--- Data provided ---

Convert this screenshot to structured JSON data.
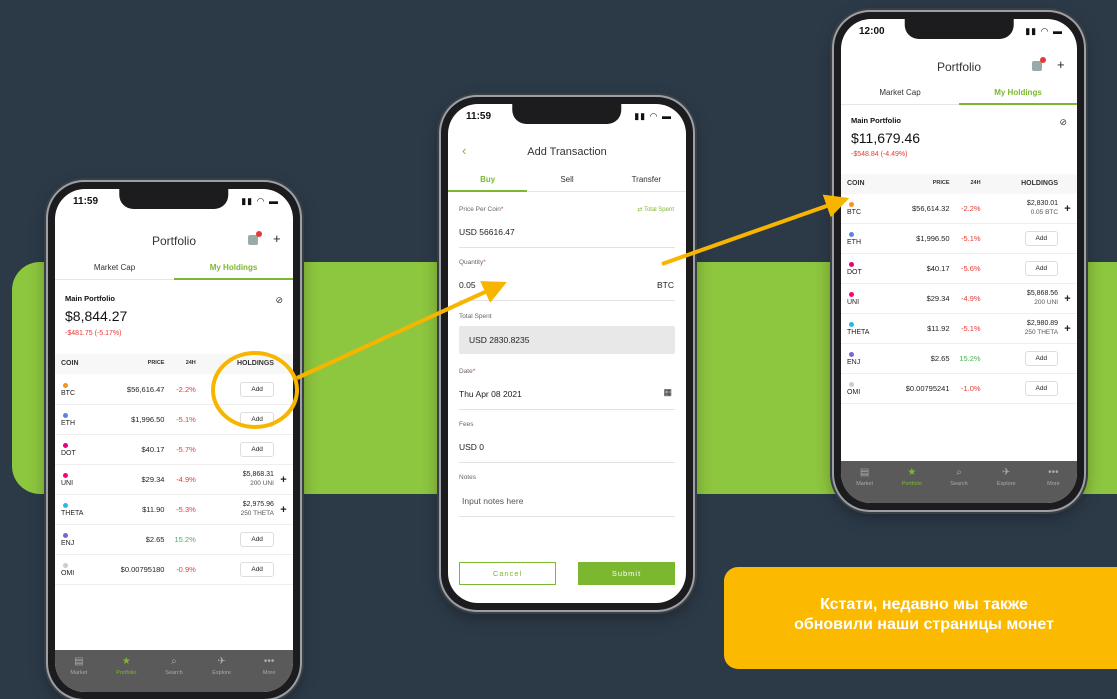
{
  "colors": {
    "background": "#2c3a48",
    "band": "#8dc63f",
    "accent": "#7cb82f",
    "banner": "#fbb900",
    "arrow": "#f7b500",
    "negative": "#e53935"
  },
  "banner": {
    "line1": "Кстати, недавно мы также",
    "line2": "обновили наши страницы монет"
  },
  "phone_left": {
    "time": "11:59",
    "title": "Portfolio",
    "tabs": [
      "Market Cap",
      "My Holdings"
    ],
    "portfolio_label": "Main Portfolio",
    "portfolio_value": "$8,844.27",
    "portfolio_change": "-$481.75 (-5.17%)",
    "columns": [
      "COIN",
      "PRICE",
      "24H",
      "HOLDINGS"
    ],
    "rows": [
      {
        "coin": "BTC",
        "price": "$56,616.47",
        "change": "-2.2%",
        "holdings": "",
        "holdings_sub": "",
        "action": "Add"
      },
      {
        "coin": "ETH",
        "price": "$1,996.50",
        "change": "-5.1%",
        "holdings": "",
        "holdings_sub": "",
        "action": "Add"
      },
      {
        "coin": "DOT",
        "price": "$40.17",
        "change": "-5.7%",
        "holdings": "",
        "holdings_sub": "",
        "action": "Add"
      },
      {
        "coin": "UNI",
        "price": "$29.34",
        "change": "-4.9%",
        "holdings": "$5,868.31",
        "holdings_sub": "200 UNI",
        "action": "+"
      },
      {
        "coin": "THETA",
        "price": "$11.90",
        "change": "-5.3%",
        "holdings": "$2,975.96",
        "holdings_sub": "250 THETA",
        "action": "+"
      },
      {
        "coin": "ENJ",
        "price": "$2.65",
        "change": "15.2%",
        "holdings": "",
        "holdings_sub": "",
        "action": "Add"
      },
      {
        "coin": "OMI",
        "price": "$0.00795180",
        "change": "-0.9%",
        "holdings": "",
        "holdings_sub": "",
        "action": "Add"
      }
    ],
    "nav": [
      "Market",
      "Portfolio",
      "Search",
      "Explore",
      "More"
    ]
  },
  "phone_middle": {
    "time": "11:59",
    "title": "Add Transaction",
    "tabs": [
      "Buy",
      "Sell",
      "Transfer"
    ],
    "price_label": "Price Per Coin",
    "total_spent_link": "Total Spent",
    "price_value": "USD 56616.47",
    "quantity_label": "Quantity",
    "quantity_value": "0.05",
    "quantity_unit": "BTC",
    "total_label": "Total Spent",
    "total_value": "USD 2830.8235",
    "date_label": "Date",
    "date_value": "Thu Apr 08 2021",
    "fees_label": "Fees",
    "fees_value": "USD 0",
    "notes_label": "Notes",
    "notes_placeholder": "Input notes here",
    "cancel": "Cancel",
    "submit": "Submit"
  },
  "phone_right": {
    "time": "12:00",
    "title": "Portfolio",
    "tabs": [
      "Market Cap",
      "My Holdings"
    ],
    "portfolio_label": "Main Portfolio",
    "portfolio_value": "$11,679.46",
    "portfolio_change": "-$548.84 (-4.49%)",
    "columns": [
      "COIN",
      "PRICE",
      "24H",
      "HOLDINGS"
    ],
    "rows": [
      {
        "coin": "BTC",
        "price": "$56,614.32",
        "change": "-2.2%",
        "holdings": "$2,830.01",
        "holdings_sub": "0.05 BTC",
        "action": "+"
      },
      {
        "coin": "ETH",
        "price": "$1,996.50",
        "change": "-5.1%",
        "holdings": "",
        "holdings_sub": "",
        "action": "Add"
      },
      {
        "coin": "DOT",
        "price": "$40.17",
        "change": "-5.6%",
        "holdings": "",
        "holdings_sub": "",
        "action": "Add"
      },
      {
        "coin": "UNI",
        "price": "$29.34",
        "change": "-4.9%",
        "holdings": "$5,868.56",
        "holdings_sub": "200 UNI",
        "action": "+"
      },
      {
        "coin": "THETA",
        "price": "$11.92",
        "change": "-5.1%",
        "holdings": "$2,980.89",
        "holdings_sub": "250 THETA",
        "action": "+"
      },
      {
        "coin": "ENJ",
        "price": "$2.65",
        "change": "15.2%",
        "holdings": "",
        "holdings_sub": "",
        "action": "Add"
      },
      {
        "coin": "OMI",
        "price": "$0.00795241",
        "change": "-1.0%",
        "holdings": "",
        "holdings_sub": "",
        "action": "Add"
      }
    ],
    "nav": [
      "Market",
      "Portfolio",
      "Search",
      "Explore",
      "More"
    ]
  }
}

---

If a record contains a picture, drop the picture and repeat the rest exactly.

### [Answer for the task]
Convert this screenshot to structured JSON data.
{
  "colors": {
    "background": "#2c3a48",
    "band": "#8dc63f",
    "accent": "#7cb82f",
    "banner": "#fbb900",
    "arrow": "#f7b500",
    "negative": "#e53935"
  },
  "banner": {
    "line1": "Кстати, недавно мы также",
    "line2": "обновили наши страницы монет"
  },
  "phone_left": {
    "time": "11:59",
    "title": "Portfolio",
    "tabs": [
      "Market Cap",
      "My Holdings"
    ],
    "portfolio_label": "Main Portfolio",
    "portfolio_value": "$8,844.27",
    "portfolio_change": "-$481.75 (-5.17%)",
    "columns": [
      "COIN",
      "PRICE",
      "24H",
      "HOLDINGS"
    ],
    "rows": [
      {
        "coin": "BTC",
        "price": "$56,616.47",
        "change": "-2.2%",
        "holdings": "",
        "holdings_sub": "",
        "action": "Add"
      },
      {
        "coin": "ETH",
        "price": "$1,996.50",
        "change": "-5.1%",
        "holdings": "",
        "holdings_sub": "",
        "action": "Add"
      },
      {
        "coin": "DOT",
        "price": "$40.17",
        "change": "-5.7%",
        "holdings": "",
        "holdings_sub": "",
        "action": "Add"
      },
      {
        "coin": "UNI",
        "price": "$29.34",
        "change": "-4.9%",
        "holdings": "$5,868.31",
        "holdings_sub": "200 UNI",
        "action": "+"
      },
      {
        "coin": "THETA",
        "price": "$11.90",
        "change": "-5.3%",
        "holdings": "$2,975.96",
        "holdings_sub": "250 THETA",
        "action": "+"
      },
      {
        "coin": "ENJ",
        "price": "$2.65",
        "change": "15.2%",
        "holdings": "",
        "holdings_sub": "",
        "action": "Add"
      },
      {
        "coin": "OMI",
        "price": "$0.00795180",
        "change": "-0.9%",
        "holdings": "",
        "holdings_sub": "",
        "action": "Add"
      }
    ],
    "nav": [
      "Market",
      "Portfolio",
      "Search",
      "Explore",
      "More"
    ]
  },
  "phone_middle": {
    "time": "11:59",
    "title": "Add Transaction",
    "tabs": [
      "Buy",
      "Sell",
      "Transfer"
    ],
    "price_label": "Price Per Coin",
    "total_spent_link": "Total Spent",
    "price_value": "USD 56616.47",
    "quantity_label": "Quantity",
    "quantity_value": "0.05",
    "quantity_unit": "BTC",
    "total_label": "Total Spent",
    "total_value": "USD 2830.8235",
    "date_label": "Date",
    "date_value": "Thu Apr 08 2021",
    "fees_label": "Fees",
    "fees_value": "USD 0",
    "notes_label": "Notes",
    "notes_placeholder": "Input notes here",
    "cancel": "Cancel",
    "submit": "Submit"
  },
  "phone_right": {
    "time": "12:00",
    "title": "Portfolio",
    "tabs": [
      "Market Cap",
      "My Holdings"
    ],
    "portfolio_label": "Main Portfolio",
    "portfolio_value": "$11,679.46",
    "portfolio_change": "-$548.84 (-4.49%)",
    "columns": [
      "COIN",
      "PRICE",
      "24H",
      "HOLDINGS"
    ],
    "rows": [
      {
        "coin": "BTC",
        "price": "$56,614.32",
        "change": "-2.2%",
        "holdings": "$2,830.01",
        "holdings_sub": "0.05 BTC",
        "action": "+"
      },
      {
        "coin": "ETH",
        "price": "$1,996.50",
        "change": "-5.1%",
        "holdings": "",
        "holdings_sub": "",
        "action": "Add"
      },
      {
        "coin": "DOT",
        "price": "$40.17",
        "change": "-5.6%",
        "holdings": "",
        "holdings_sub": "",
        "action": "Add"
      },
      {
        "coin": "UNI",
        "price": "$29.34",
        "change": "-4.9%",
        "holdings": "$5,868.56",
        "holdings_sub": "200 UNI",
        "action": "+"
      },
      {
        "coin": "THETA",
        "price": "$11.92",
        "change": "-5.1%",
        "holdings": "$2,980.89",
        "holdings_sub": "250 THETA",
        "action": "+"
      },
      {
        "coin": "ENJ",
        "price": "$2.65",
        "change": "15.2%",
        "holdings": "",
        "holdings_sub": "",
        "action": "Add"
      },
      {
        "coin": "OMI",
        "price": "$0.00795241",
        "change": "-1.0%",
        "holdings": "",
        "holdings_sub": "",
        "action": "Add"
      }
    ],
    "nav": [
      "Market",
      "Portfolio",
      "Search",
      "Explore",
      "More"
    ]
  }
}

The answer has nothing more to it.